◆ Exercise instructions: Go through the listing and copy each line with the string "battery".
•••
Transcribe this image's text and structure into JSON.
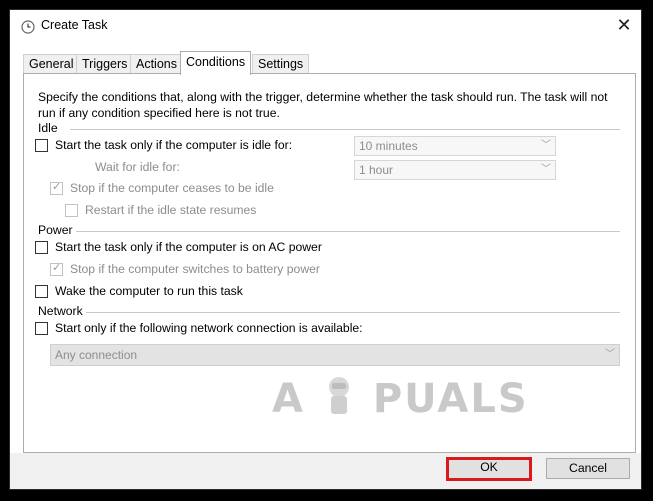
{
  "window": {
    "title": "Create Task",
    "close_glyph": "✕"
  },
  "tabs": [
    {
      "label": "General"
    },
    {
      "label": "Triggers"
    },
    {
      "label": "Actions"
    },
    {
      "label": "Conditions"
    },
    {
      "label": "Settings"
    }
  ],
  "active_tab": "Conditions",
  "description": "Specify the conditions that, along with the trigger, determine whether the task should run.  The task will not run  if any condition specified here is not true.",
  "idle": {
    "label": "Idle",
    "start_idle": {
      "label": "Start the task only if the computer is idle for:",
      "checked": false
    },
    "idle_for_value": "10 minutes",
    "wait_label": "Wait for idle for:",
    "wait_value": "1 hour",
    "stop_idle": {
      "label": "Stop if the computer ceases to be idle",
      "checked": true,
      "enabled": false
    },
    "restart_idle": {
      "label": "Restart if the idle state resumes",
      "checked": false,
      "enabled": false
    }
  },
  "power": {
    "label": "Power",
    "ac_power": {
      "label": "Start the task only if the computer is on AC power",
      "checked": false
    },
    "battery": {
      "label": "Stop if the computer switches to battery power",
      "checked": true,
      "enabled": false
    },
    "wake": {
      "label": "Wake the computer to run this task",
      "checked": false
    }
  },
  "network": {
    "label": "Network",
    "start_network": {
      "label": "Start only if the following network connection is available:",
      "checked": false
    },
    "connection_value": "Any connection"
  },
  "watermark": {
    "text_left": "A",
    "text_right": "PUALS"
  },
  "buttons": {
    "ok": "OK",
    "cancel": "Cancel"
  },
  "icons": {
    "title_icon": "clock-icon",
    "chevron": "chevron-down-icon",
    "check": "checkmark-icon"
  },
  "colors": {
    "highlight_border": "#d81a1a"
  }
}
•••
◆ Exercise response:
    "battery": {
      "label": "Stop if the computer switches to battery power",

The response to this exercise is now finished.